Fashion is an art form, albeit a minor one, and Anna began to construct her persona and style from a very early age. When a Mozart or Mendelssohn performs at age nine, they are acclaimed. When a woman like Anna begins to construct her persona as an art form at a similarly early age, she is considered affected. Anna left her school, North London Collegiate, under a cloud, having worn her tunic too short. (Having attended the same school, I have a natural sympathy for this.

The hideous brown colour of our school uniforms put both of us off that shade forever.) Hairdressers and skin maintenance were part of her regime before her twenties.

The ability to decorate the body in neverending ways takes imagination, and to do it well takes not only imagination but a sense of artistry and symmetry. For the consumer, though, it can easily be addictive and its ability to ruin women has been a staple of literature. Flaubert’s Madame Bovary, with her love of new dresses, sends her husband into a spiral of debt that ultimately causes her suicide. Edith Wharton’s Lily Bart ends up overdosing on chloral due to a similar pas-

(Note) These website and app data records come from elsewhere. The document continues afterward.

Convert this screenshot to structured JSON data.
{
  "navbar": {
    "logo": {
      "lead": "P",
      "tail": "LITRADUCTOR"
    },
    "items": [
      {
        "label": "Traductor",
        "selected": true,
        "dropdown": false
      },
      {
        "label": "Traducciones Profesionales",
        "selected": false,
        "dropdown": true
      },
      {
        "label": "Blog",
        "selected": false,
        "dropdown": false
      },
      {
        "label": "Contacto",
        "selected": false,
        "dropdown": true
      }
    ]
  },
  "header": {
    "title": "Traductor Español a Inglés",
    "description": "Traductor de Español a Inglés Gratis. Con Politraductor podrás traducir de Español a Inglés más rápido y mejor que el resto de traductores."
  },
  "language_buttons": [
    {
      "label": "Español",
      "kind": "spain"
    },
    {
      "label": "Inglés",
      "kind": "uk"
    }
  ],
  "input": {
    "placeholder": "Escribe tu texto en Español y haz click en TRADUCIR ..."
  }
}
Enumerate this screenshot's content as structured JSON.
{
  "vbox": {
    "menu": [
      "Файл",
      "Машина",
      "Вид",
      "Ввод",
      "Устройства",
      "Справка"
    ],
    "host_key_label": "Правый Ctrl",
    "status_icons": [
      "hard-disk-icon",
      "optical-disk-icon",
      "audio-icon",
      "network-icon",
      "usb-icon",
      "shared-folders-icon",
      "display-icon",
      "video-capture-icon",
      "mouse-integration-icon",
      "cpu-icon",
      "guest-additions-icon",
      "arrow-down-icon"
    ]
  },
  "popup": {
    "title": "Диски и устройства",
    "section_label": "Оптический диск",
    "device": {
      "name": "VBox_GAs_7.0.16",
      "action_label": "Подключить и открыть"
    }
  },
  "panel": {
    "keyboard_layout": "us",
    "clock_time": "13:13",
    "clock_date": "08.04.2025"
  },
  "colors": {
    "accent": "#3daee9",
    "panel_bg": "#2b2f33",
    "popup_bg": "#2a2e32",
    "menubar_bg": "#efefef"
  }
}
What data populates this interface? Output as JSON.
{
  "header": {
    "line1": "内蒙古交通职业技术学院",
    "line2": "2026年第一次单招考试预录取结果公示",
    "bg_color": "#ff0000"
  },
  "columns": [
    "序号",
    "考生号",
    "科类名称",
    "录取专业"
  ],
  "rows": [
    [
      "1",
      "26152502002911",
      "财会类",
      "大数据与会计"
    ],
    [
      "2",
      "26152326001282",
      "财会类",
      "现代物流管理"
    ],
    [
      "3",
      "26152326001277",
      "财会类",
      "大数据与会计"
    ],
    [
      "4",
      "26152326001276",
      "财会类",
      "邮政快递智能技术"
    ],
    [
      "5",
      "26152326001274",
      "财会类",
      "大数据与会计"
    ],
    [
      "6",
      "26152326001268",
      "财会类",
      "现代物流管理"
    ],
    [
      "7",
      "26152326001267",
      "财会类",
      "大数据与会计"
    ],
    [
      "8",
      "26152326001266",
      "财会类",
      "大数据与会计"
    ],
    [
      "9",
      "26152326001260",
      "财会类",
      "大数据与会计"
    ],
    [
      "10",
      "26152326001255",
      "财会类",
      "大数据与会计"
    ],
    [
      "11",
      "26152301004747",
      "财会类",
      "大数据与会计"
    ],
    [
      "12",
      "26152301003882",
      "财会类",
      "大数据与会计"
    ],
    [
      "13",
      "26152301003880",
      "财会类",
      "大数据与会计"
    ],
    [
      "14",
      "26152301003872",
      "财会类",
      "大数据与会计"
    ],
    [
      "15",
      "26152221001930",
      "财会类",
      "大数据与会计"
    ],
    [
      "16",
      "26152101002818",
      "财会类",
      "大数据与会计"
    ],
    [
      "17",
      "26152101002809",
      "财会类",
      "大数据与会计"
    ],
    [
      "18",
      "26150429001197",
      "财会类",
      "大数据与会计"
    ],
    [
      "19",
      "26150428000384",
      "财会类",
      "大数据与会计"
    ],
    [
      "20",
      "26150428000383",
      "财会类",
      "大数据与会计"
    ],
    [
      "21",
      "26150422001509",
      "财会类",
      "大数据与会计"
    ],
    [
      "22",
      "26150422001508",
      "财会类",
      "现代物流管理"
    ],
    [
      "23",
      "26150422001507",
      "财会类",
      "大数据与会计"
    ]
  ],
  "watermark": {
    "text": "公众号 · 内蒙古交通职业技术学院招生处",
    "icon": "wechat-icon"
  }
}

sion for frippery. The theme surfaced often in Émile Zola’s Rougon-Macquart novels.

“The temptation was acute; mad desires were driving all the women crazy,” Zola writes in his inspired description of opening day of the renovated department store called The Ladies’ Paradise in his novel of the same name. “... everywhere on all the counters, there was a snowy whiteness, Spanish blonde lace as light as air; Brussels appliqué with large flowers on fine mesh, needle point and Venetian lace with heavier designs, Alcenon and Bruges lace of regal and almost religious richness. It seemed as if the God of Fashion had set up his white tabernacle there.”

The air is ever thin in such an environment, and the lack of oxygen seems to send its inhabitants into a mind-altering state. “Put your pencil skirts into the back of the closet,” one stylist advised me this month. “They are done, done, done. You must have something with a gentle balloon look.” This is what happens when you take your subject seriously, and of course it deserves, in one sense, to be taken seriously. It is a multibillion-dollar business whose acceptance, or your lack of it, will pretty much denote your social positioning. But too often its practitioners build a mythical world in which fashion statements acquire a moral weight. Pencil skirts become the lepers of your wardrobe. They must be removed from closets on pain of social exile.

The July Vogue makes it all sound perfectly natural. “Fall’s new silhouettes: The Bustle, the Bell, the Big shoulder” proclaims the cover. Inside the magazine asks, “Will you wear fall’s bold new shapes? From bell coats to balloon pants... proportionis paramount.” The genius of Vogue's vision is apparent on page 99One look at the photos and my pencil skirts were en route to the backroom.

Anna herself has never exhibited any of this insanity. I’ve never heard her make a single comment on fashion apart from perfectly normal statements about the strength of this or that designer’s season. She occasionally slips into an economic haze due to a certain insulation from reality. I encountered her once under the canopy of a Fifth Avenue hotel in Manhattan. She looked a knockout, wearing a fantastic Yves Saint Laurent snakeskin trench coat. “You must have it,” she said. “Go and get it. There’s a size 36 left.” I wanted to ask what it cost but hadn’t the guts. That afternoon, I forked out some US$12,000 and took it home for an hour, only to return it the same day. When she asked me, I mumbled something about having exhausted my budget for the season. “But it’s only three thousand dollars,” she said.

Meryl Streep’s Miranda would have to pay retail. M